  9. Franklin Center, Franklin Affiliates in Your State, organizational website, accessed October 2012.
  10. The Franklin Center for Government and Public Integrity, Think tank Journalism: The Future of Investigative Journalism, organizational website, accessed August 19, 2011.
  11. Rebekah Metzler, "Watchdog" website puts a new spin on politics, The Portland Press Herald, October 2, 2010.
  12. Allison Kilkenny, The Koch Spider Web, Truthout, accessed August 19, 2011.
  13. Sara Jerving, Franklin Center: Right-Wing Funds State News Source,, October 27, 2011.
  14. 14.0 14.1 Paul Abowd, Center for Public Integrity, Donors use charity to push free-market policies in states, organizational report, February 14, 2013.
  15. Andy Kroll, Exposed: The Dark-Money ATM of the Conservative Movement, Mother Jones, February 5, 2013.
  16. Daniel Bice, Franklin Center boss wants apology from Democratic staffer, Milwaukee Journal Sentinel, August 8, 2011.
  17. The Bradley Foundation. The Bradley Foundation. Organizational website. Accessed August 19, 2011.
  18. Sam Adams Alliance. Sam Adams Alliance Media Kit. Organizational PDF. Accessed August 19, 2011.
  19. Media Matters Action Network. Sam Adams Alliance. Conservative Transparency. Accessed August 19, 2011.
  20. Media Matters Action Network. State Policy Network. Conservative Transparency. Accessed August 19, 2011.
  21. Media Matters Action Network. Claude R. Lambe Charitable Foundation. Conservative Transparency. Accessed August 19, 2011.
  22. Cato Institute, 2006 Annual Report, pages 19-23.
  23. Show-Me Institute, 2016 IRS Form 990, Show-Me Institute, Sept. 3, 2017
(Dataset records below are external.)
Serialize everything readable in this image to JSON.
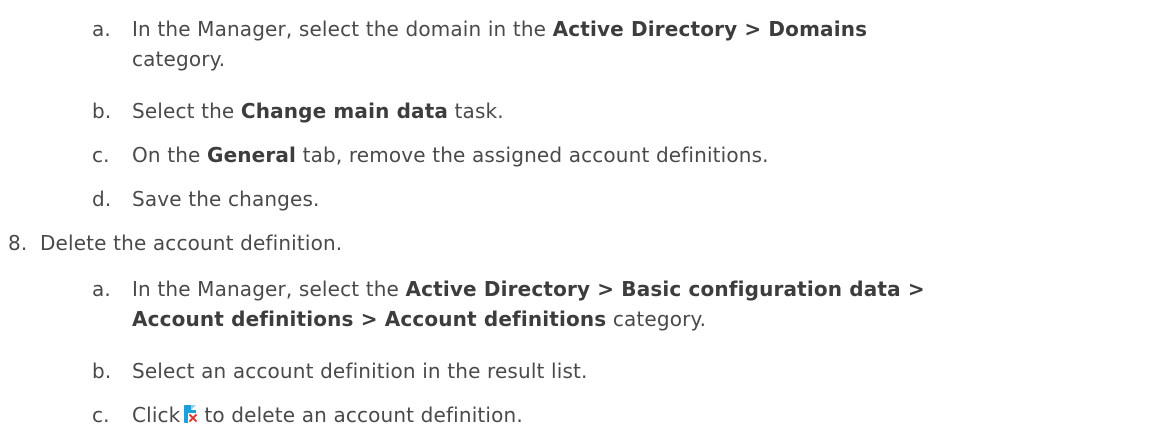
{
  "steps": {
    "sub_a1": {
      "marker": "a.",
      "pre": "In the Manager, select the domain in the ",
      "bold": "Active Directory > Domains",
      "post_line1": "",
      "line2": "category."
    },
    "sub_b1": {
      "marker": "b.",
      "pre": "Select the ",
      "bold": "Change main data",
      "post": " task."
    },
    "sub_c1": {
      "marker": "c.",
      "pre": "On the ",
      "bold": "General",
      "post": " tab, remove the assigned account definitions."
    },
    "sub_d1": {
      "marker": "d.",
      "text": "Save the changes."
    },
    "step8": {
      "marker": "8.",
      "text": "Delete the account definition."
    },
    "sub_a2": {
      "marker": "a.",
      "pre": "In the Manager, select the ",
      "bold_line1": "Active Directory > Basic configuration data >",
      "bold_line2": "Account definitions > Account definitions",
      "post": " category."
    },
    "sub_b2": {
      "marker": "b.",
      "text": "Select an account definition in the result list."
    },
    "sub_c2": {
      "marker": "c.",
      "pre": "Click",
      "icon": "delete-account-definition-icon",
      "post": "to delete an account definition."
    }
  },
  "colors": {
    "text": "#4a4a4a",
    "icon_blue": "#1d9fd8",
    "icon_red": "#d9372a"
  }
}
  24. Show-Me Institute, [paper copy 2015 IRS Form 990], Show-Me Institute, August 4, 2016.
  25. Show-Me Institute, 2014 IRS Form 990, Show-Me Institute, November 16, 2015.
  26. Show-Me Institute, 2013 IRS Form 990, Show-Me Institute, November 10, 2014.
  27. Show-Me Institute, 2012 IRS Form 990, Show-Me Institute, August 7, 2013.
  28. Show-Me Institute, IRS form 990, 2011. GuideStar.
  29. Show-Me Institute, IRS form 990, 2010. GuideStar.
  30. Show-Me Institute, IRS form 990, 2009. GuideStar.
  31. Show-Me Institute, Our Team, organizational website, accessed November 2018.
  32. Show-Me Institute, Fellows and Scholars, organizational website, accessed November 2018.
  33. Show-Me Institute, "Board of Directors", organizational website, accessed Sept. 2018